In today’s salon.com, historian Glenn LaFantasie comments on something many of us have known about for a long time: the reluctance of the Lee family to give full access to the papers of Robert E. Lee and his family.
This is not an uncommon event. Members of the Grant family tinkered with volume one of the Grant papers, because they did not want to air some of Grant’s comments about Mexico (especially the Catholic Church). That generation has passed, and it would be a welcome change if the new generation rescinded those restrictions. But that was not the first time the Grant family had done such a thing: Ulysses S. Grant III, grandson of the general, had played games with biographers for some time one can see this even in his dealings with Lloyd Lewis). So did the editor of Grant’s papers, John Y. Simon, who got into a debate over the issue of access to the papers with William S. McFeely. When I discovered a collection of Grant papers at the National Archives (copies of Grant family correspondence), I simply approached the Grant family directly, and members of the family granted me access (you can see these papers cited as “Grant Family Papers” in Let Us Have Peace). That collection was then added to the Grant collection at the Library of Congress, whereupon Geoffrey Perret claimed he was the first to use them in his 1997 biography. Apparently he was unaware of how they had been already used, both by the Grant Papers and by me.

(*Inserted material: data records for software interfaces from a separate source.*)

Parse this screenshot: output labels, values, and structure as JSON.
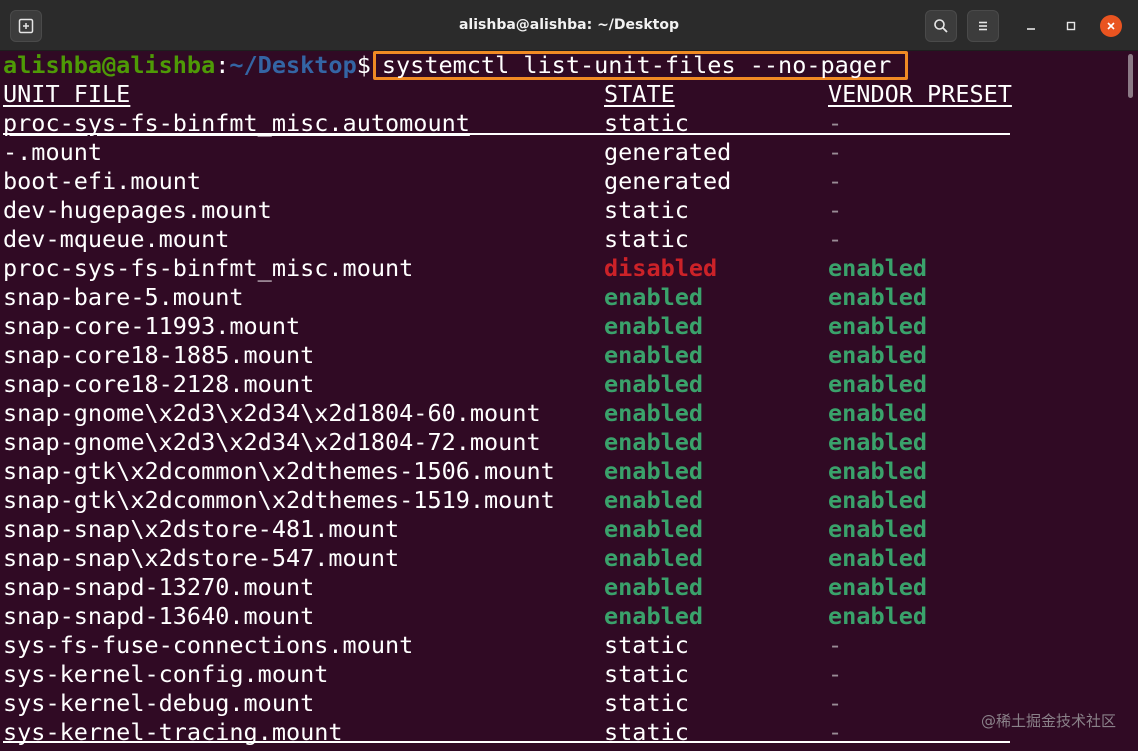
{
  "window": {
    "title": "alishba@alishba: ~/Desktop",
    "close_glyph": "✕",
    "max_glyph": "□",
    "min_glyph": "–"
  },
  "prompt": {
    "user_host": "alishba@alishba",
    "colon": ":",
    "path": "~/Desktop",
    "dollar": "$",
    "command": "systemctl list-unit-files --no-pager"
  },
  "table": {
    "headers": [
      "UNIT FILE",
      "STATE",
      "VENDOR PRESET"
    ],
    "rows": [
      [
        "proc-sys-fs-binfmt_misc.automount",
        "static",
        "-"
      ],
      [
        "-.mount",
        "generated",
        "-"
      ],
      [
        "boot-efi.mount",
        "generated",
        "-"
      ],
      [
        "dev-hugepages.mount",
        "static",
        "-"
      ],
      [
        "dev-mqueue.mount",
        "static",
        "-"
      ],
      [
        "proc-sys-fs-binfmt_misc.mount",
        "disabled",
        "enabled"
      ],
      [
        "snap-bare-5.mount",
        "enabled",
        "enabled"
      ],
      [
        "snap-core-11993.mount",
        "enabled",
        "enabled"
      ],
      [
        "snap-core18-1885.mount",
        "enabled",
        "enabled"
      ],
      [
        "snap-core18-2128.mount",
        "enabled",
        "enabled"
      ],
      [
        "snap-gnome\\x2d3\\x2d34\\x2d1804-60.mount",
        "enabled",
        "enabled"
      ],
      [
        "snap-gnome\\x2d3\\x2d34\\x2d1804-72.mount",
        "enabled",
        "enabled"
      ],
      [
        "snap-gtk\\x2dcommon\\x2dthemes-1506.mount",
        "enabled",
        "enabled"
      ],
      [
        "snap-gtk\\x2dcommon\\x2dthemes-1519.mount",
        "enabled",
        "enabled"
      ],
      [
        "snap-snap\\x2dstore-481.mount",
        "enabled",
        "enabled"
      ],
      [
        "snap-snap\\x2dstore-547.mount",
        "enabled",
        "enabled"
      ],
      [
        "snap-snapd-13270.mount",
        "enabled",
        "enabled"
      ],
      [
        "snap-snapd-13640.mount",
        "enabled",
        "enabled"
      ],
      [
        "sys-fs-fuse-connections.mount",
        "static",
        "-"
      ],
      [
        "sys-kernel-config.mount",
        "static",
        "-"
      ],
      [
        "sys-kernel-debug.mount",
        "static",
        "-"
      ],
      [
        "sys-kernel-tracing.mount",
        "static",
        "-"
      ]
    ]
  },
  "colors": {
    "background": "#300a24",
    "enabled": "#3aa26b",
    "disabled": "#cc2228",
    "highlight_box": "#f08a24"
  },
  "watermark": "@稀土掘金技术社区"
}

I also found the same challenge when getting permission from members of the Sherman family to publish Sherman’s Civil War, although family members proved quite cooperative.
Over the years I’ve talked to various scholars who’ve expressed an interest in editing Lee’s papers, and the issue of family prohibitions has always come up. As LaFantasie notes, Elizabeth Brown Pryor had a different (and more positive) experience, and you can detect the tension in LaFantasie’s piece. Sometimes you have to convince the family that you are not out to do a hatchet job on their ancestor (thus, when I approached the Grants, I sent them a copy of my 1987 article on McFeely’s biography; however, on the other hand, I have never joined the Ulysses S. Grant Association or been invited to any of its meetings, and while the leadership of the USGA will have to explain the latter, my explanation for the former was simple: I was not eager to appear to be the house biographer).
LaFantasie’s discussion of Pryor’s experience also reminds us that historians often block the access of other historians to primary sources. Allan Nevins blocked William B. Hesseltine’s efforts to consult the diary of Hamilton Fish in writing his study of Grant’s political career. A prominent Grant scholar blocked my access to material by someone who knew Grant in Galena under the excuse that he wanted to publish it first (this was over a dozen years ago; the material was never published, and I can safely say that the scholar in question will not publish it). That same person tried to block the Sherman Papers project from getting under way.
Absent an impending publication of material, I see no reason other than professional competition and jealousy to act in this way, but it happens. In turn, sometimes people contact me about their work (Jean Edward Smith did so when he was embarking on his biography of Grant), asking if it’s okay with me that they work on Grant. Of course it is (it was a nice gesture, however, if nevertheless totally unnecessary). In turn I have friends alert me that this person or that person are working on Grant, sometimes, it seems to me, with an eye towards gauging my reaction. I simply don’t care: the idea that historians can block other historians from pursuing topics seems peculiar. As for family members denying access to material, all they succeed in doing is raising questions: what are they hiding? Why are they afraid? In seeking to protect a reputation, they do harm to it.